====== Supplied material

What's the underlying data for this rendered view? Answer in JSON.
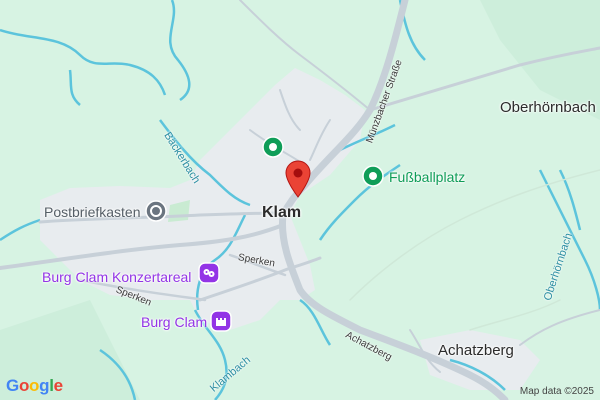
{
  "map": {
    "places": {
      "klam": "Klam",
      "oberhornbach": "Oberhörnbach",
      "achatzberg": "Achatzberg"
    },
    "pois": {
      "postbriefkasten": "Postbriefkasten",
      "fussballplatz": "Fußballplatz",
      "konzertareal": "Burg Clam Konzertareal",
      "burg_clam": "Burg Clam"
    },
    "streets": {
      "munzbacher_strasse": "Münzbacher Straße",
      "sperken_1": "Sperken",
      "sperken_2": "Sperken",
      "achatzberg_road": "Achatzberg"
    },
    "waterways": {
      "backerbach": "Bäckerbach",
      "klambach": "Klambach",
      "oberhornbach_creek": "Oberhörnbach"
    },
    "icons": {
      "selected_pin": "red-location-pin-icon",
      "green_marker": "green-place-marker-icon",
      "mailbox": "mailbox-marker-icon",
      "theater": "theater-marker-icon",
      "castle": "castle-marker-icon"
    },
    "colors": {
      "background": "#d7f3e3",
      "settlement": "#e8ecef",
      "water": "#5cc4dc",
      "road": "#c7d0d8",
      "pin_red": "#ea4335",
      "poi_green": "#0f9d58",
      "poi_purple": "#9334e6",
      "poi_gray": "#6b7580"
    },
    "attribution": "Map data ©2025",
    "logo": {
      "text": "Google",
      "letters": [
        "G",
        "o",
        "o",
        "g",
        "l",
        "e"
      ]
    }
  }
}
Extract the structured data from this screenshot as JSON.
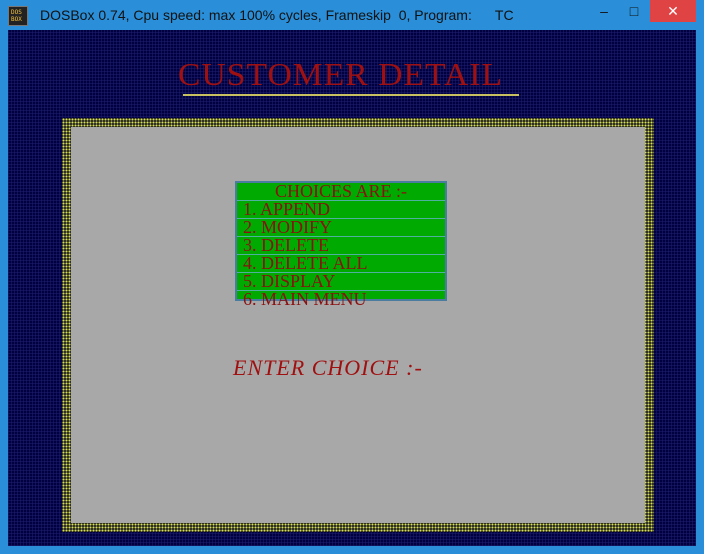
{
  "window": {
    "title": "DOSBox 0.74, Cpu speed: max 100% cycles, Frameskip  0, Program:      TC",
    "icon_top": "DOS",
    "icon_bottom": "BOX",
    "minimize_glyph": "–",
    "maximize_glyph": "□",
    "close_glyph": "✕"
  },
  "screen": {
    "heading": "CUSTOMER DETAIL",
    "menu": {
      "header": "CHOICES ARE :-",
      "items": [
        "1. APPEND",
        "2. MODIFY",
        "3. DELETE",
        "4. DELETE ALL",
        "5. DISPLAY",
        "6. MAIN MENU"
      ]
    },
    "prompt": "ENTER CHOICE :-"
  },
  "colors": {
    "titlebar": "#2a8fd8",
    "background": "#000040",
    "heading": "#a01010",
    "panel": "#a8a8a8",
    "menu_bg": "#00aa00",
    "menu_text": "#8b1010",
    "close_button": "#e04343"
  }
}
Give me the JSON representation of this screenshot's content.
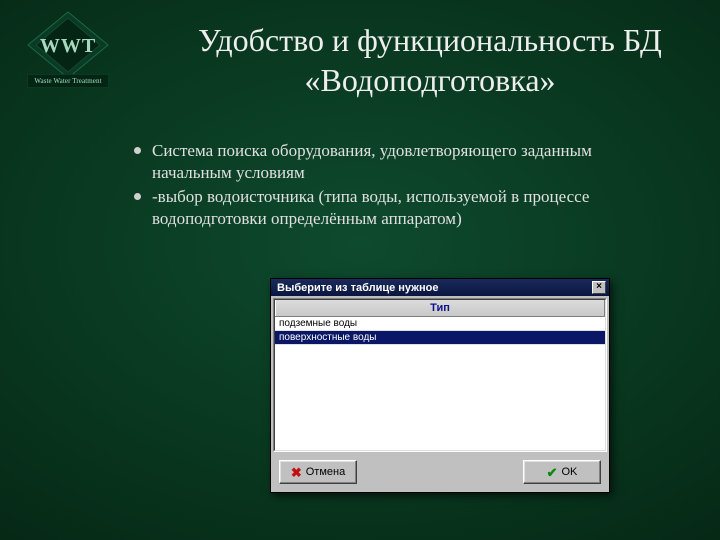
{
  "logo": {
    "text": "WWT",
    "subtext": "Waste Water Treatment"
  },
  "title": "Удобство и функциональность БД «Водоподготовка»",
  "bullets": [
    "Система поиска оборудования, удовлетворяющего заданным начальным условиям",
    "-выбор водоисточника (типа воды, используемой в процессе водоподготовки определённым аппаратом)"
  ],
  "dialog": {
    "title": "Выберите из таблице нужное",
    "column_header": "Тип",
    "rows": [
      {
        "label": "подземные воды",
        "selected": false
      },
      {
        "label": "поверхностные воды",
        "selected": true
      }
    ],
    "cancel_label": "Отмена",
    "ok_label": "OK"
  }
}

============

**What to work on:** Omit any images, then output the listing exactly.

**Solution to the problem:**
What's the underlying data for this rendered view? Answer in JSON.
{
  "map": {
    "places": {
      "klam": "Klam",
      "oberhornbach": "Oberhörnbach",
      "achatzberg": "Achatzberg"
    },
    "pois": {
      "postbriefkasten": "Postbriefkasten",
      "fussballplatz": "Fußballplatz",
      "konzertareal": "Burg Clam Konzertareal",
      "burg_clam": "Burg Clam"
    },
    "streets": {
      "munzbacher_strasse": "Münzbacher Straße",
      "sperken_1": "Sperken",
      "sperken_2": "Sperken",
      "achatzberg_road": "Achatzberg"
    },
    "waterways": {
      "backerbach": "Bäckerbach",
      "klambach": "Klambach",
      "oberhornbach_creek": "Oberhörnbach"
    },
    "icons": {
      "selected_pin": "red-location-pin-icon",
      "green_marker": "green-place-marker-icon",
      "mailbox": "mailbox-marker-icon",
      "theater": "theater-marker-icon",
      "castle": "castle-marker-icon"
    },
    "colors": {
      "background": "#d7f3e3",
      "settlement": "#e8ecef",
      "water": "#5cc4dc",
      "road": "#c7d0d8",
      "pin_red": "#ea4335",
      "poi_green": "#0f9d58",
      "poi_purple": "#9334e6",
      "poi_gray": "#6b7580"
    },
    "attribution": "Map data ©2025",
    "logo": {
      "text": "Google",
      "letters": [
        "G",
        "o",
        "o",
        "g",
        "l",
        "e"
      ]
    }
  }
}
Extract the structured data from this screenshot as JSON.
{
  "window": {
    "title": "DOSBox 0.74, Cpu speed: max 100% cycles, Frameskip  0, Program:      TC",
    "icon_top": "DOS",
    "icon_bottom": "BOX",
    "minimize_glyph": "–",
    "maximize_glyph": "□",
    "close_glyph": "✕"
  },
  "screen": {
    "heading": "CUSTOMER DETAIL",
    "menu": {
      "header": "CHOICES ARE :-",
      "items": [
        "1. APPEND",
        "2. MODIFY",
        "3. DELETE",
        "4. DELETE ALL",
        "5. DISPLAY",
        "6. MAIN MENU"
      ]
    },
    "prompt": "ENTER CHOICE :-"
  },
  "colors": {
    "titlebar": "#2a8fd8",
    "background": "#000040",
    "heading": "#a01010",
    "panel": "#a8a8a8",
    "menu_bg": "#00aa00",
    "menu_text": "#8b1010",
    "close_button": "#e04343"
  }
}
Give me the JSON representation of this screenshot's content.
{
  "logo": {
    "text": "WWT",
    "subtext": "Waste Water Treatment"
  },
  "title": "Удобство и функциональность БД «Водоподготовка»",
  "bullets": [
    "Система поиска оборудования, удовлетворяющего заданным начальным условиям",
    "-выбор водоисточника (типа воды, используемой в процессе водоподготовки определённым аппаратом)"
  ],
  "dialog": {
    "title": "Выберите из таблице нужное",
    "column_header": "Тип",
    "rows": [
      {
        "label": "подземные воды",
        "selected": false
      },
      {
        "label": "поверхностные воды",
        "selected": true
      }
    ],
    "cancel_label": "Отмена",
    "ok_label": "OK"
  }
}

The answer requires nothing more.